## DATA FOR ANALYSIS
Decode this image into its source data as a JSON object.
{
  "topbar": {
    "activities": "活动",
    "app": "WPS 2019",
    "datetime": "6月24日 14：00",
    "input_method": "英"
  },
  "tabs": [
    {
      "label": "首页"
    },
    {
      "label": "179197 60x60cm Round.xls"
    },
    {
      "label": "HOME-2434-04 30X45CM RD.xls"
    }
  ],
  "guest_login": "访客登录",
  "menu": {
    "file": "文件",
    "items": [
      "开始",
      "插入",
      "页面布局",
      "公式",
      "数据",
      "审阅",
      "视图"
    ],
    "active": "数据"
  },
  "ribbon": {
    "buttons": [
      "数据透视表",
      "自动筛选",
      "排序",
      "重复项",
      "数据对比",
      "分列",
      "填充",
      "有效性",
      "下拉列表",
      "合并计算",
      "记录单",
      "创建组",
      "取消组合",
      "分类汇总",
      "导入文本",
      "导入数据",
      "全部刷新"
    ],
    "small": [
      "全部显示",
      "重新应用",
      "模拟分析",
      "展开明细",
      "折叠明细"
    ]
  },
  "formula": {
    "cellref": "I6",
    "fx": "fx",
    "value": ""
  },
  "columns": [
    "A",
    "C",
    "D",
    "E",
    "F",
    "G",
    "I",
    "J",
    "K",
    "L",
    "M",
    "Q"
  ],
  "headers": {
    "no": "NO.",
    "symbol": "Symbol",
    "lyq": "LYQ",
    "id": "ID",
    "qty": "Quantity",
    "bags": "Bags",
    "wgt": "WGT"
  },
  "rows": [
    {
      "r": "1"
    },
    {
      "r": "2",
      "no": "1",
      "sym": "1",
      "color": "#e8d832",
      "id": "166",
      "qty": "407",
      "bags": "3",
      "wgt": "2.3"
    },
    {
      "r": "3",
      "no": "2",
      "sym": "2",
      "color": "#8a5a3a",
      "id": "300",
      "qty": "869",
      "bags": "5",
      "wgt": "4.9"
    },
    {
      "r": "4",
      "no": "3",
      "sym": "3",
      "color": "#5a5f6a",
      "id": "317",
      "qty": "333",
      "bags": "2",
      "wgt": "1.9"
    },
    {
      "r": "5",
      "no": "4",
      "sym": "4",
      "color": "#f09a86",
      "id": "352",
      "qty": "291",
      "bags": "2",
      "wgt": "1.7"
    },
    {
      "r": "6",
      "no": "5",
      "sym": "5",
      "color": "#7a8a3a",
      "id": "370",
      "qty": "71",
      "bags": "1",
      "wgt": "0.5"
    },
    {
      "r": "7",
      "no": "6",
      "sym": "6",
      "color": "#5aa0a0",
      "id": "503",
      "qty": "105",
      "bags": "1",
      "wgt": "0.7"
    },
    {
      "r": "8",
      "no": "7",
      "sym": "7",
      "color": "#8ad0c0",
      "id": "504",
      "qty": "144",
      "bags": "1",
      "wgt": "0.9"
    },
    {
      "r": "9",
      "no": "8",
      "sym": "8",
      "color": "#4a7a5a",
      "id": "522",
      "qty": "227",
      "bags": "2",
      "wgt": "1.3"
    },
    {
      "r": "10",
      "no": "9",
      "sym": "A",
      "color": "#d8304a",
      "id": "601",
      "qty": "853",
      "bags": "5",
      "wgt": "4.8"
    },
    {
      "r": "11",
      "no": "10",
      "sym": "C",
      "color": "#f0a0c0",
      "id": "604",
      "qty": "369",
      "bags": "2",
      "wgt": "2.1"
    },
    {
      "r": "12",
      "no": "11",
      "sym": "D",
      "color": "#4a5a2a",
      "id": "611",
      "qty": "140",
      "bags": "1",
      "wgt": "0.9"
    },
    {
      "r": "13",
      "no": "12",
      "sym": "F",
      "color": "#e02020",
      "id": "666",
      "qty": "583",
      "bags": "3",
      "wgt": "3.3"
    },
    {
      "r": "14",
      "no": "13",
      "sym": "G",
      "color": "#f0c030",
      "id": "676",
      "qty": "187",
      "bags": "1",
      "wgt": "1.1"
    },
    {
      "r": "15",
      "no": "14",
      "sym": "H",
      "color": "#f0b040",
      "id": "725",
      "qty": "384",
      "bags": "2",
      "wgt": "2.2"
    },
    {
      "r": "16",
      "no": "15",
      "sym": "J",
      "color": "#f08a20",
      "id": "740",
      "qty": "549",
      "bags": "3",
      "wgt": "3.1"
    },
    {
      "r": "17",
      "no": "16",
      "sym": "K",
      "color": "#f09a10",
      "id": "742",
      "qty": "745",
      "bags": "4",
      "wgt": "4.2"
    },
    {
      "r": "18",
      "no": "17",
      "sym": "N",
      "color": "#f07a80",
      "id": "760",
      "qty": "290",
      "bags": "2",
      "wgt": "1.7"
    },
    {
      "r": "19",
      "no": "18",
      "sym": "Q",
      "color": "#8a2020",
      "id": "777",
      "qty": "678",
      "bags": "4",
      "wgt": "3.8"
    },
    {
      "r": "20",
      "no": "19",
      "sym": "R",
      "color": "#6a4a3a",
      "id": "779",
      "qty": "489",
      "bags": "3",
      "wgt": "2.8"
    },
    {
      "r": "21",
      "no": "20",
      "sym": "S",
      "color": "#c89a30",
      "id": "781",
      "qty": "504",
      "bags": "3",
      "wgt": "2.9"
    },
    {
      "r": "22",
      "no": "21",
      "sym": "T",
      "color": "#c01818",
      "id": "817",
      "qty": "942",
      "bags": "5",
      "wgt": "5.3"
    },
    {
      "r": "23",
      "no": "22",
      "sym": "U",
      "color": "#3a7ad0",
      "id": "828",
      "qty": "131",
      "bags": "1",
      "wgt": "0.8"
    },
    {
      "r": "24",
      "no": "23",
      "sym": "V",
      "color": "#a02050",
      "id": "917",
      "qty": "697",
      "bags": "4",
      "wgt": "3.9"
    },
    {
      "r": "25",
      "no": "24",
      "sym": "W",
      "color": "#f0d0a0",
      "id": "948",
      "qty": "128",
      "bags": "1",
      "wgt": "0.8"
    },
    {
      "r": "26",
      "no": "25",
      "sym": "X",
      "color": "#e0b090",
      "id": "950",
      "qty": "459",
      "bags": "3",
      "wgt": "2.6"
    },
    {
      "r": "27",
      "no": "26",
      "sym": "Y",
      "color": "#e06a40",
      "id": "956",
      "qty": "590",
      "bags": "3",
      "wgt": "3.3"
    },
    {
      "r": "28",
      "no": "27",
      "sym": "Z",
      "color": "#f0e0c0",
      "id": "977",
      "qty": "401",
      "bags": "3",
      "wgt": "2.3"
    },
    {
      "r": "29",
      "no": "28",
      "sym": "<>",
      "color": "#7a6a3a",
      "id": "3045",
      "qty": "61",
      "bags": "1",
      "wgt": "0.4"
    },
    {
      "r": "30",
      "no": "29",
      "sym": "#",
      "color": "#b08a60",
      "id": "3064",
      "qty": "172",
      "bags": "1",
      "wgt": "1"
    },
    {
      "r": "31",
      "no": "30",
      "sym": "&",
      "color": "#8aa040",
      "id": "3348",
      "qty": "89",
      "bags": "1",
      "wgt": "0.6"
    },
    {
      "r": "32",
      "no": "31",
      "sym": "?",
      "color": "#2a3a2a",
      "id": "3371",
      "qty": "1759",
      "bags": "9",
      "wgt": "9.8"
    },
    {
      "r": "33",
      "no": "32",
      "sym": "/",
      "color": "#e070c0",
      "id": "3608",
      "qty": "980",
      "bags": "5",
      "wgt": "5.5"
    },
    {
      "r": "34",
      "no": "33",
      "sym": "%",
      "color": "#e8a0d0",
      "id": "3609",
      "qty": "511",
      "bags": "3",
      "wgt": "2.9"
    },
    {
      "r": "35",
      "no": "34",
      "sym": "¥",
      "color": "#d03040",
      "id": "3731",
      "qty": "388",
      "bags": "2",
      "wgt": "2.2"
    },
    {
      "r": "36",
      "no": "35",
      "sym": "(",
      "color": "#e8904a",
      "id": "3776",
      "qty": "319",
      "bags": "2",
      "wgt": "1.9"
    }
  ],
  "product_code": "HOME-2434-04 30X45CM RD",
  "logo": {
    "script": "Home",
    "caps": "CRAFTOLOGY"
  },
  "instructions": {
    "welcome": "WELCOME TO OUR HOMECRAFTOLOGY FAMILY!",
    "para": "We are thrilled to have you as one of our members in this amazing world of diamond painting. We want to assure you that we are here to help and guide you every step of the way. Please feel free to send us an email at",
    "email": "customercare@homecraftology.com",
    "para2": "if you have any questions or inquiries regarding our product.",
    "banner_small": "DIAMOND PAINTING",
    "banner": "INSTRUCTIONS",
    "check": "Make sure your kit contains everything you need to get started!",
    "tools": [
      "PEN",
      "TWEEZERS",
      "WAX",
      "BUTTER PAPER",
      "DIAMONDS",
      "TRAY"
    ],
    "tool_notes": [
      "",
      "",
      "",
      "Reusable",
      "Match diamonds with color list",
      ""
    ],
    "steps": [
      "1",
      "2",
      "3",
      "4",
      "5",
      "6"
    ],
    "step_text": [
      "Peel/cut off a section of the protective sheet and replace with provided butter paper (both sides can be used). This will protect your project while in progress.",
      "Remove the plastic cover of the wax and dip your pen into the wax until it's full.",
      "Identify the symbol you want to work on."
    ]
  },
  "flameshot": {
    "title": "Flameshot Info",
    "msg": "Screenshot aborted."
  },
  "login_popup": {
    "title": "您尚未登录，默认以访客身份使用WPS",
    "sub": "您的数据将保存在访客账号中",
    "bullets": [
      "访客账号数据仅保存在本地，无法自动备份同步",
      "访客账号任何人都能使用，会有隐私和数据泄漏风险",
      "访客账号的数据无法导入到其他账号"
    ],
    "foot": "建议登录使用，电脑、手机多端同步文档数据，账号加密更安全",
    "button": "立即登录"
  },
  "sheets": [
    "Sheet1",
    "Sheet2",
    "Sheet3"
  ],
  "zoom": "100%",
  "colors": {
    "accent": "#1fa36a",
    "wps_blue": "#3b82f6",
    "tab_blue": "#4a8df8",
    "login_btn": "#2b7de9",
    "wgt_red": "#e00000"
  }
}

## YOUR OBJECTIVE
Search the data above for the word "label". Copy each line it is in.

## EXERCISE OUTPUT
      "label": "首页"
      "label": "179197 60x60cm Round.xls"
      "label": "HOME-2434-04 30X45CM RD.xls"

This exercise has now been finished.